Illinois accuses Nationwide Title Clearing of robosigning
The attorney general in Illinois on Thursday sued a mortgage document firm and said it filed "faulty" documents with local governments in a rush to process mortgages and foreclosures.
Nationwide Title Clearing Inc was a "key contributor" to the mortgage crisis by "undermining the integrity and accuracy of the mortgage servicing and foreclosure process," Attorney General Lisa Madigan said in a statement.
The Palm Harbor, Florida-based firm prepares documents for mortgage servicers to use against borrowers who are in default or foreclosure.
A spokeswoman for Nationwide Title said the firm had not yet seen the lawsuit.
The lawsuit comes as Illinois and other states are close to signing an agreement with five top U.S. banks to resolve allegations of mortgage servicing and foreclosure abuses.
Those negotiations began more than one year ago, after reports emerged that workers had "robo-signed," or signed without reading, thousands of pages of mortgage documents, which in some cases led to unlawful foreclosures.
That multistate settlement does not include contractors used by the banks in some of the questionable practices.
Nationwide Title works for eight of the 10 largest lenders and mortgage servicers, according to the lawsuit.
Its employees often signed documents as "vice president" of other companies, even though they were Nationwide Title workers, the lawsuit said.
Crystal Moore, for example, signed documents as a vice president of Citi Residential Lending Inc, even though she was an employee of National Title.
The employees sign a few thousand documents each day, and do not read and verify the documents they sign, according to the lawsuit.
The documents often include statements that the signatory has personal knowledge of the facts in the document, the lawsuit said.
The company is a "document production factory," Madigan said in the lawsuit.
The lawsuit, filed in Cook County Circuit Court, accuses the firm of violating the Illinois Consumer Fraud and Deceptive Practices Act and the Uniform Deceptive Trade Practices Act.
Through the lawsuit Madigan asked the court to require the firm to review and fix documents it unlawfully created and recorded, and pay back revenue and profit it gained through the practices.
The suit also seeks civil penalties of up to $50,000 per violation.
Madigan has stepped up her state's efforts to punish companies for what she views as their role in the 2007-2009 financial crisis.
She sued Standard & Poor's last week, for example, and said it fueled the nation's housing and financial crises by assigning inflated credit ratings to risky mortgage-backed securities.

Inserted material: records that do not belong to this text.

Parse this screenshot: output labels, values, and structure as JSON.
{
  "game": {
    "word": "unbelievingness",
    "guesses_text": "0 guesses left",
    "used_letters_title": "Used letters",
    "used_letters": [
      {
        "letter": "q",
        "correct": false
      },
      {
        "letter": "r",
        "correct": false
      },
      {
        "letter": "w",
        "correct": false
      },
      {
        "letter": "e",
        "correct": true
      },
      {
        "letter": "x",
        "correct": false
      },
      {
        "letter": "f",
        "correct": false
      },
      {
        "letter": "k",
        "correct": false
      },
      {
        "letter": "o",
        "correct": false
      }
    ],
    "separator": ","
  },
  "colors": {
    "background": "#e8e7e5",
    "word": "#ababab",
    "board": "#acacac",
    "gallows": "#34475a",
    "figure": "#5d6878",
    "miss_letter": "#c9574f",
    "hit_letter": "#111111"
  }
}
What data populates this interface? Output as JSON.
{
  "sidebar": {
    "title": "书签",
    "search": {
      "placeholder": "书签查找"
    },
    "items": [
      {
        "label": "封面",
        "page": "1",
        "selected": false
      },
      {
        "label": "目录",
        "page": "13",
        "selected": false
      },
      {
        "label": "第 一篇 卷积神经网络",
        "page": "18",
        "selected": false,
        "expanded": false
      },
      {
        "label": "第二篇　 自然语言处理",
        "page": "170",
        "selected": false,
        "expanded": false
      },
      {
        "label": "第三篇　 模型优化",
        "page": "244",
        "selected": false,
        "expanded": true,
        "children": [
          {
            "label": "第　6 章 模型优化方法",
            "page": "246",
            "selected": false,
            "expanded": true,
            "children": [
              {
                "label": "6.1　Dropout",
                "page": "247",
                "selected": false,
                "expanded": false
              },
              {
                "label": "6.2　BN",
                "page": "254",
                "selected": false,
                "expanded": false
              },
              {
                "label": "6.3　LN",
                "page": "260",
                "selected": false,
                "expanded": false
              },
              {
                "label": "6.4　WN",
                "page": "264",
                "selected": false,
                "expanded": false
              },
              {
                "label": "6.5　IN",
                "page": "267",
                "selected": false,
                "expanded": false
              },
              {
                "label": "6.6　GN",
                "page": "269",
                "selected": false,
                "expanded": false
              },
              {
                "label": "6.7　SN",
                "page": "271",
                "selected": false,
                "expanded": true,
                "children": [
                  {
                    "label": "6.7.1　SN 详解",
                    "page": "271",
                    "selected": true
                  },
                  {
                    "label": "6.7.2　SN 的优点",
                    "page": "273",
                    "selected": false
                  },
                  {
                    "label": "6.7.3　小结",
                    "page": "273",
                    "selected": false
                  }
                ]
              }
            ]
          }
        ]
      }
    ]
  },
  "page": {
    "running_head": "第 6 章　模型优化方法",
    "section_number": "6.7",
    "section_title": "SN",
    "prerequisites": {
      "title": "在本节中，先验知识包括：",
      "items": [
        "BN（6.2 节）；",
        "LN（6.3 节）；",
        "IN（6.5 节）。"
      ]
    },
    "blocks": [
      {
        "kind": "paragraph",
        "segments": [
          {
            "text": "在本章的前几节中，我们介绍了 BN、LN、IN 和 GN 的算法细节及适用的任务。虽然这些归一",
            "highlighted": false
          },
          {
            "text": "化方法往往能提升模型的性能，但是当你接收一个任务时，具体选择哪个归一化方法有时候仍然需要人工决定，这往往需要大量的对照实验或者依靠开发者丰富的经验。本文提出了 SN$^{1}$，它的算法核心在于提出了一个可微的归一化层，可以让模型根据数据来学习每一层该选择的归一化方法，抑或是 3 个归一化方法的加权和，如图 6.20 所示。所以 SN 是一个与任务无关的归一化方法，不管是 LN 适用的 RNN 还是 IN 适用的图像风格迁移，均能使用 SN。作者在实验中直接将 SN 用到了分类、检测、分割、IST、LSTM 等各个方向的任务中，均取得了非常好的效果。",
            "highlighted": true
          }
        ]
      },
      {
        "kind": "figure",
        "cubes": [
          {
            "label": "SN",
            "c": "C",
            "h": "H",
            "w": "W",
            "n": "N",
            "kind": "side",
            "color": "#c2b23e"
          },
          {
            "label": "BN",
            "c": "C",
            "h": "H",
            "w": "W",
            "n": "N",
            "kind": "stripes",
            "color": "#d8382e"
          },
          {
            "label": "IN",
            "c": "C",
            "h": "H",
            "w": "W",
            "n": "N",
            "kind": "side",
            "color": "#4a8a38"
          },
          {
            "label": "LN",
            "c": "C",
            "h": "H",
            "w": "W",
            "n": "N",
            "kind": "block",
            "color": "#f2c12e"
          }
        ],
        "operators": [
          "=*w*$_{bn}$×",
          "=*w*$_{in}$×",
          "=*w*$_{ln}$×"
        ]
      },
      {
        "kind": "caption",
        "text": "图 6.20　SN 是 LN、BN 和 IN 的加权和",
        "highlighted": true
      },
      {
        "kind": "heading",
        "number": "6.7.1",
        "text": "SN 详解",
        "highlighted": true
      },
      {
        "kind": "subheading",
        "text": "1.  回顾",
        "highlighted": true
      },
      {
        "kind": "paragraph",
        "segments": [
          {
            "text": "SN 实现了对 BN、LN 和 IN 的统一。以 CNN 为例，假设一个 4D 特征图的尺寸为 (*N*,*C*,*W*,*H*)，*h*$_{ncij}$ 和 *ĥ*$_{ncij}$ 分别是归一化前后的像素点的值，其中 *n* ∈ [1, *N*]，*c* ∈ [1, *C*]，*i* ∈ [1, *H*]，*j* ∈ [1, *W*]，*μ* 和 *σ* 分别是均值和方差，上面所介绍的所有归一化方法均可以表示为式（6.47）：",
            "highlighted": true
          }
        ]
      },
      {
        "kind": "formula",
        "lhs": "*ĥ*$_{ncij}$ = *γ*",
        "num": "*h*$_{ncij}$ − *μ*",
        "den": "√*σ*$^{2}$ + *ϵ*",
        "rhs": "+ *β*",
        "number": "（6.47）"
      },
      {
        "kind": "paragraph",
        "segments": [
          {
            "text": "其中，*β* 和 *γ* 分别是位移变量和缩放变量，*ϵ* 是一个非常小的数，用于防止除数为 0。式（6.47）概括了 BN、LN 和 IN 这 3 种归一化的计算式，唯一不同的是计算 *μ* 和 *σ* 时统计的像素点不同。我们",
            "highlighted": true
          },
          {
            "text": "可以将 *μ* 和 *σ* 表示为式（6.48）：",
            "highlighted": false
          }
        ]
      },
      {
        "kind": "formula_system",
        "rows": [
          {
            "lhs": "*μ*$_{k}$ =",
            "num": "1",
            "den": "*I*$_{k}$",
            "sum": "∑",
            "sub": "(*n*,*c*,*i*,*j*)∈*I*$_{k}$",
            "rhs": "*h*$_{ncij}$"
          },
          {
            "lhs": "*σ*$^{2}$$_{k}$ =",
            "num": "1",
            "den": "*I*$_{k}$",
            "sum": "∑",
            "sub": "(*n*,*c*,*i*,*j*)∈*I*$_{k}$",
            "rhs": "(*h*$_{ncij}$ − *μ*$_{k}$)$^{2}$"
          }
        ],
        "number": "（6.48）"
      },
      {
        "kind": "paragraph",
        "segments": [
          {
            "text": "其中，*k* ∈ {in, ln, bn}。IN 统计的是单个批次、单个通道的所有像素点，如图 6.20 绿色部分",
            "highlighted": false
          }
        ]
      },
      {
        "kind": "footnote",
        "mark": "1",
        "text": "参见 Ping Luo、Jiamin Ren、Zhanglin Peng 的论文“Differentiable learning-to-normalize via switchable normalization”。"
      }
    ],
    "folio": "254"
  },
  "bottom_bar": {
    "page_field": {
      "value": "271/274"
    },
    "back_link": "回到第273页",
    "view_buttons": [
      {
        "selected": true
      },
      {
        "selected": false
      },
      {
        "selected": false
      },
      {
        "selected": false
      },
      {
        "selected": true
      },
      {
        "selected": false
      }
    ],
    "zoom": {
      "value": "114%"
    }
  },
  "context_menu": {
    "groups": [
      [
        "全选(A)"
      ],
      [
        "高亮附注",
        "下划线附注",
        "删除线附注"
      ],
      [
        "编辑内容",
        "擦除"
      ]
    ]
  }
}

Madigan also appeared with Attorney General Eric Holder and other top U.S. officials in Washington last week to announce a new federal-state working group that would investigate misconduct in the packaging and sale of home loans to investors.